**TASK DIRECTIONS:** Repeat the entries below exactly as they appear, with no pictures.

--

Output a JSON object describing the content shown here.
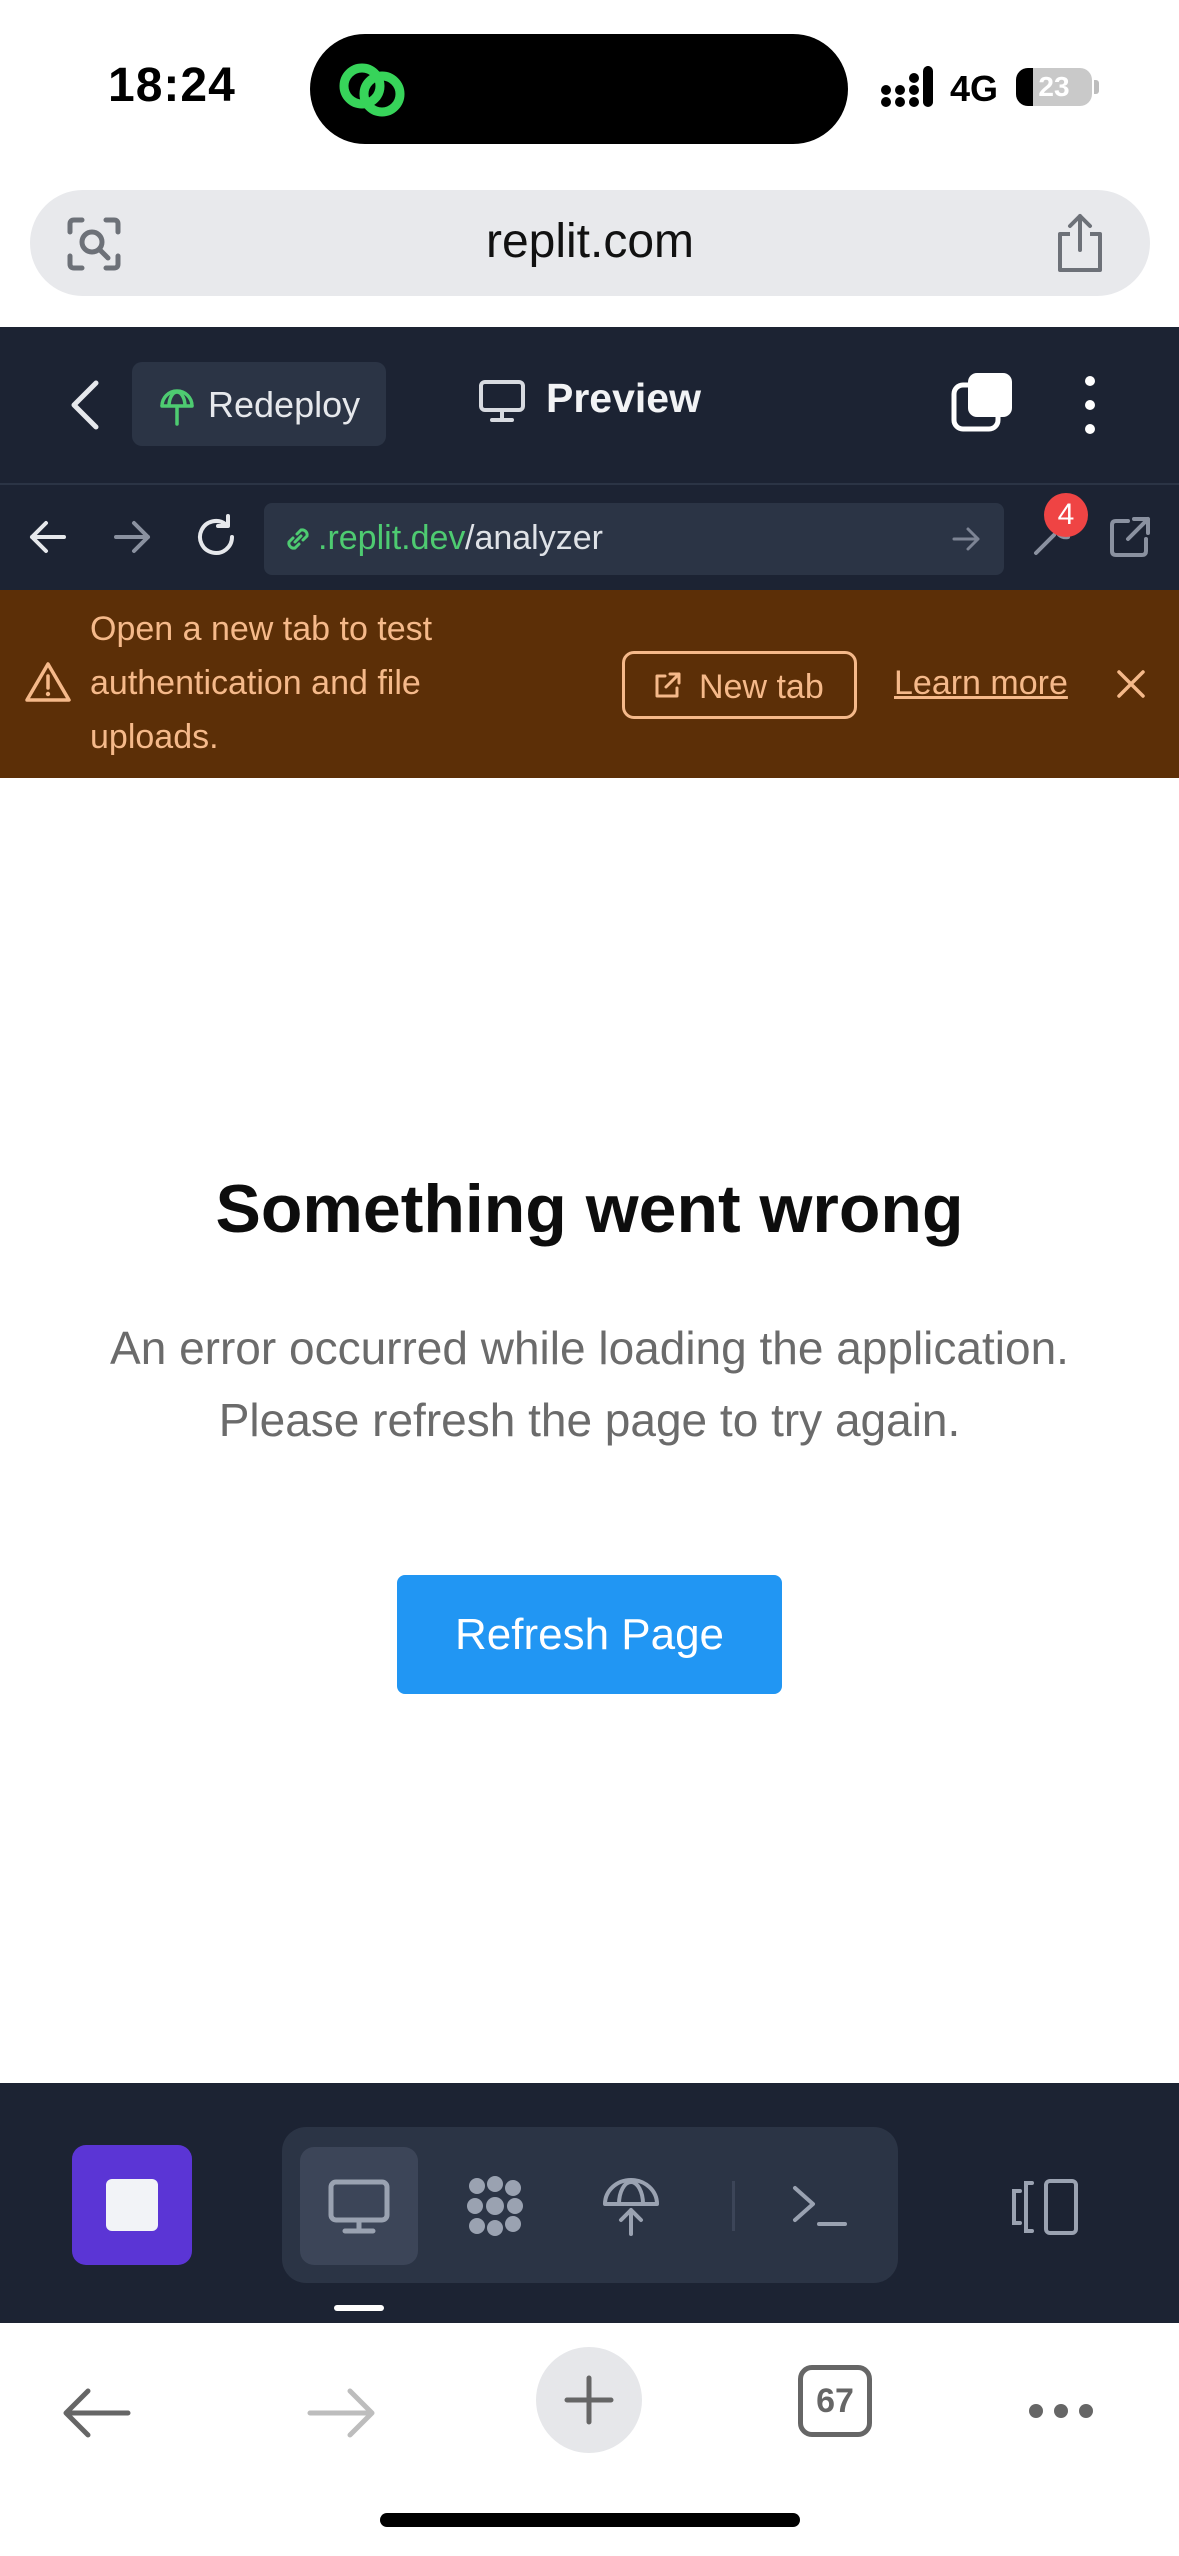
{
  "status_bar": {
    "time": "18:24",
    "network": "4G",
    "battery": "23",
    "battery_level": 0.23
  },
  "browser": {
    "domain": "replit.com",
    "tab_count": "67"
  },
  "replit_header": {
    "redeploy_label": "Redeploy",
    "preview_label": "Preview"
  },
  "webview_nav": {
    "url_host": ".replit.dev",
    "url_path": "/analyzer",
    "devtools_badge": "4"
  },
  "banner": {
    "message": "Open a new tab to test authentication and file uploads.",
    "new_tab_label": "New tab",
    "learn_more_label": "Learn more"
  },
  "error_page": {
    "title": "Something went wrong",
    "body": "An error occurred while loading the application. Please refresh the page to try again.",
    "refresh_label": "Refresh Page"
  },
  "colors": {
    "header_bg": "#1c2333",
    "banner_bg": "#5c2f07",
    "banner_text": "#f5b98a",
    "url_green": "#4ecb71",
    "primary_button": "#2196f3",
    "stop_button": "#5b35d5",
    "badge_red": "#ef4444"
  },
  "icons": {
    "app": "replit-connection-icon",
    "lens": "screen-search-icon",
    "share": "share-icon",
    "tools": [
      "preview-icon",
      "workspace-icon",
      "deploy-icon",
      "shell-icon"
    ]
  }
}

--

**WRITTEN ANSWER:**
Output a JSON object describing the content shown here.
{
  "status_bar": {
    "time": "18:24",
    "network": "4G",
    "battery": "23",
    "battery_level": 0.23
  },
  "browser": {
    "domain": "replit.com",
    "tab_count": "67"
  },
  "replit_header": {
    "redeploy_label": "Redeploy",
    "preview_label": "Preview"
  },
  "webview_nav": {
    "url_host": ".replit.dev",
    "url_path": "/analyzer",
    "devtools_badge": "4"
  },
  "banner": {
    "message": "Open a new tab to test authentication and file uploads.",
    "new_tab_label": "New tab",
    "learn_more_label": "Learn more"
  },
  "error_page": {
    "title": "Something went wrong",
    "body": "An error occurred while loading the application. Please refresh the page to try again.",
    "refresh_label": "Refresh Page"
  },
  "colors": {
    "header_bg": "#1c2333",
    "banner_bg": "#5c2f07",
    "banner_text": "#f5b98a",
    "url_green": "#4ecb71",
    "primary_button": "#2196f3",
    "stop_button": "#5b35d5",
    "badge_red": "#ef4444"
  },
  "icons": {
    "app": "replit-connection-icon",
    "lens": "screen-search-icon",
    "share": "share-icon",
    "tools": [
      "preview-icon",
      "workspace-icon",
      "deploy-icon",
      "shell-icon"
    ]
  }
}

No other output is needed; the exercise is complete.